WHAT NEEDS TO BE DONE
Count the lines of data below that include "desc". Provide only the number.

PROVIDED ENTRIES
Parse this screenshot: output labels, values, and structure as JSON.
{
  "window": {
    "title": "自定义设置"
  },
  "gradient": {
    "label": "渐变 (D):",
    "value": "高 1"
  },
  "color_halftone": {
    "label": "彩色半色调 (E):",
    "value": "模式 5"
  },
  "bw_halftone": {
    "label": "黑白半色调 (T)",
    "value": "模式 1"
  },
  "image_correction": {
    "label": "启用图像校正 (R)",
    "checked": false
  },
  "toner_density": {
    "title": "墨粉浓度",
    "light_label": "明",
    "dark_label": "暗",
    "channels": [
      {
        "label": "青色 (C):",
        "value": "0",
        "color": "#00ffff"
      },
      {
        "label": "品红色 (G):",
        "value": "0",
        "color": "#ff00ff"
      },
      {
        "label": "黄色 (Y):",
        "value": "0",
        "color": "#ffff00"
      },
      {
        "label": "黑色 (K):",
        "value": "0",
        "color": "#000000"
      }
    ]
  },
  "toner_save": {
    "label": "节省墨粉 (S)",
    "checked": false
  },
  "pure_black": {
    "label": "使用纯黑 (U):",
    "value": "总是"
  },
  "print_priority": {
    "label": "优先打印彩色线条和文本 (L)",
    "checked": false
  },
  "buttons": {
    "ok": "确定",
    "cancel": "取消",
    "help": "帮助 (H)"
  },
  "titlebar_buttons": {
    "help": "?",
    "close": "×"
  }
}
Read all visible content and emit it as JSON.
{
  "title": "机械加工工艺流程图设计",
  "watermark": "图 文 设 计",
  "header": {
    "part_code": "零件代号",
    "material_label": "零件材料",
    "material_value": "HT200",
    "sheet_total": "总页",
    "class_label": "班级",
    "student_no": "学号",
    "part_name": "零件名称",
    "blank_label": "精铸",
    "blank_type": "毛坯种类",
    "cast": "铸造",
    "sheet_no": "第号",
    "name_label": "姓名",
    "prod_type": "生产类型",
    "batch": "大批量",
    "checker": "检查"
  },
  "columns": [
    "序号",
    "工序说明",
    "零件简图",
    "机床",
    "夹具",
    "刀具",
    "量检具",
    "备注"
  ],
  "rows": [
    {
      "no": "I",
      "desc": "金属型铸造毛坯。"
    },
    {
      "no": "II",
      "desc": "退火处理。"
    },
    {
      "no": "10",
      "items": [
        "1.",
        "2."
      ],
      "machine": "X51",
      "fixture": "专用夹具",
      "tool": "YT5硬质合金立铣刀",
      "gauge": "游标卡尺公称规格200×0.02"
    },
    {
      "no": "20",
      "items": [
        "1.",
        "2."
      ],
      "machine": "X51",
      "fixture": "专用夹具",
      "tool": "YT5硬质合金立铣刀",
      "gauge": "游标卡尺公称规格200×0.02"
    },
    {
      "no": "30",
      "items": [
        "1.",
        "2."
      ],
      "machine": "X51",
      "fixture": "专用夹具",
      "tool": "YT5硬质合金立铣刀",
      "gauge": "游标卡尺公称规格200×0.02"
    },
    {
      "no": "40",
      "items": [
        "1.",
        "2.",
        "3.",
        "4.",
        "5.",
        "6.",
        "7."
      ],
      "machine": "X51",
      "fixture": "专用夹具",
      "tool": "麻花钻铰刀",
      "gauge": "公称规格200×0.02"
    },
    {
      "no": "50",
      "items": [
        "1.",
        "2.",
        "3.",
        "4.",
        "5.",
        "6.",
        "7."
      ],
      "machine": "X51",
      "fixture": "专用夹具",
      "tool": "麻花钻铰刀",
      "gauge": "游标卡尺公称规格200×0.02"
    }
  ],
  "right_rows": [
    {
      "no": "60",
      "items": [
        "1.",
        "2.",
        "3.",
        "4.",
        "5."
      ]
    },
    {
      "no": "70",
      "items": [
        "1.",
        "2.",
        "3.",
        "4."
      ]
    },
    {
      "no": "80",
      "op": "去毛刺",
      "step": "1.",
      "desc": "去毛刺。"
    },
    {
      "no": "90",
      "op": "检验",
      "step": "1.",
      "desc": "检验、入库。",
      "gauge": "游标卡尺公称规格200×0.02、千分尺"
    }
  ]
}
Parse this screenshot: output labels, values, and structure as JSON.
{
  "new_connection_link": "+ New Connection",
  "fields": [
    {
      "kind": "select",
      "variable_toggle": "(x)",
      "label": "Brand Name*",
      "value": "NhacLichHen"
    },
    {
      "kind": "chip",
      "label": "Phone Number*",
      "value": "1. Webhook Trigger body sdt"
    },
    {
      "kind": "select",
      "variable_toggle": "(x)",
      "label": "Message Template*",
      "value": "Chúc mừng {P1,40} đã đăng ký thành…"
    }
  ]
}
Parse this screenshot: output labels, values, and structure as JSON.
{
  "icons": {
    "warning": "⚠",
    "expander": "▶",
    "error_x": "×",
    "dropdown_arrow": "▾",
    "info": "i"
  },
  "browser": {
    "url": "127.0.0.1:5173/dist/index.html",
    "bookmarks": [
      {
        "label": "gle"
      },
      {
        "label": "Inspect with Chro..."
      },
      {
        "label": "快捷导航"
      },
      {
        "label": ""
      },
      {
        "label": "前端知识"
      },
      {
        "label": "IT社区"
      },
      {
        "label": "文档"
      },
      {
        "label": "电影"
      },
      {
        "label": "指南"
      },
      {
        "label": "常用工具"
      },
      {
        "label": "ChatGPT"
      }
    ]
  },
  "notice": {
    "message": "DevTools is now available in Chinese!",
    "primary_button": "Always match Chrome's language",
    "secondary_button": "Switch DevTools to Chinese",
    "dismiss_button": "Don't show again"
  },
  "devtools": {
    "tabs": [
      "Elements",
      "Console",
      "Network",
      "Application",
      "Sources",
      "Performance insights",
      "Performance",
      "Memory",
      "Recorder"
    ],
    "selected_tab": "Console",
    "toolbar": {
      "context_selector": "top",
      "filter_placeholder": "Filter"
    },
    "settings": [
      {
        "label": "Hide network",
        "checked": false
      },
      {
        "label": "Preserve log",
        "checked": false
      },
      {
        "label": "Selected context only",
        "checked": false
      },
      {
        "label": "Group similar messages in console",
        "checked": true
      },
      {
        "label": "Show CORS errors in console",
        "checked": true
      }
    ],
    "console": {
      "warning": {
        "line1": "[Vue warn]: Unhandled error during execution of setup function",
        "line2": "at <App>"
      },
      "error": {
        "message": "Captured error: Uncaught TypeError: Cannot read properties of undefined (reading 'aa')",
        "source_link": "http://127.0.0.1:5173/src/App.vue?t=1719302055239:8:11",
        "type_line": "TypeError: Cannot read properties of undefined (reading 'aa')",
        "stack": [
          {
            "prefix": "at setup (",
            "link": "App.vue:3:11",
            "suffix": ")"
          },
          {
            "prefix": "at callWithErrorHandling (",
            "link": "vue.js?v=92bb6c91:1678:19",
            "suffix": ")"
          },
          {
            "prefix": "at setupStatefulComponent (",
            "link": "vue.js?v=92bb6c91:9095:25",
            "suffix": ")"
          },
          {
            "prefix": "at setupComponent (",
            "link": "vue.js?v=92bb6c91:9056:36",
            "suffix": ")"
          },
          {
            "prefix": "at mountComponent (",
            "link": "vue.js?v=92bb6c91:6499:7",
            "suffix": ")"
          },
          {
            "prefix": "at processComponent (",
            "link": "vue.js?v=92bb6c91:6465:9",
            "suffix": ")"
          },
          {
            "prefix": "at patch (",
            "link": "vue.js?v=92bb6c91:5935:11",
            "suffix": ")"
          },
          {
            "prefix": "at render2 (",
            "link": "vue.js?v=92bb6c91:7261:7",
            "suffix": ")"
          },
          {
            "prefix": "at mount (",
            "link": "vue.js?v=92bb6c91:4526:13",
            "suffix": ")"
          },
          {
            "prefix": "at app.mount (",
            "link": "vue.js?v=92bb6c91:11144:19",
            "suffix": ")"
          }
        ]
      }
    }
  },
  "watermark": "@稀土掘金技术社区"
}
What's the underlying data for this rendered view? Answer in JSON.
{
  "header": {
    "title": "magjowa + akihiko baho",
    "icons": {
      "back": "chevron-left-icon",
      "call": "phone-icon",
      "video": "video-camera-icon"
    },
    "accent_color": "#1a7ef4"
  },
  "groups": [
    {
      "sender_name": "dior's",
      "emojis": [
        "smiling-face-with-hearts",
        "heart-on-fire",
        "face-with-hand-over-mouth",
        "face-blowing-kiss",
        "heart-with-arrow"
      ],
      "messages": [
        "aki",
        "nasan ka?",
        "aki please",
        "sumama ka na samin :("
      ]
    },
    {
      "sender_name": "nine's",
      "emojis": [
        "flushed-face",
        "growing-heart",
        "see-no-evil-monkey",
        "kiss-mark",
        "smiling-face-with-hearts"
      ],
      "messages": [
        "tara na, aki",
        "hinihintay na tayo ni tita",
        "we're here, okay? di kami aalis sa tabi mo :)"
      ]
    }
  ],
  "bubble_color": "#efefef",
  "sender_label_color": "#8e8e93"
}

OUTPUT FOR THIS EXERCISE
4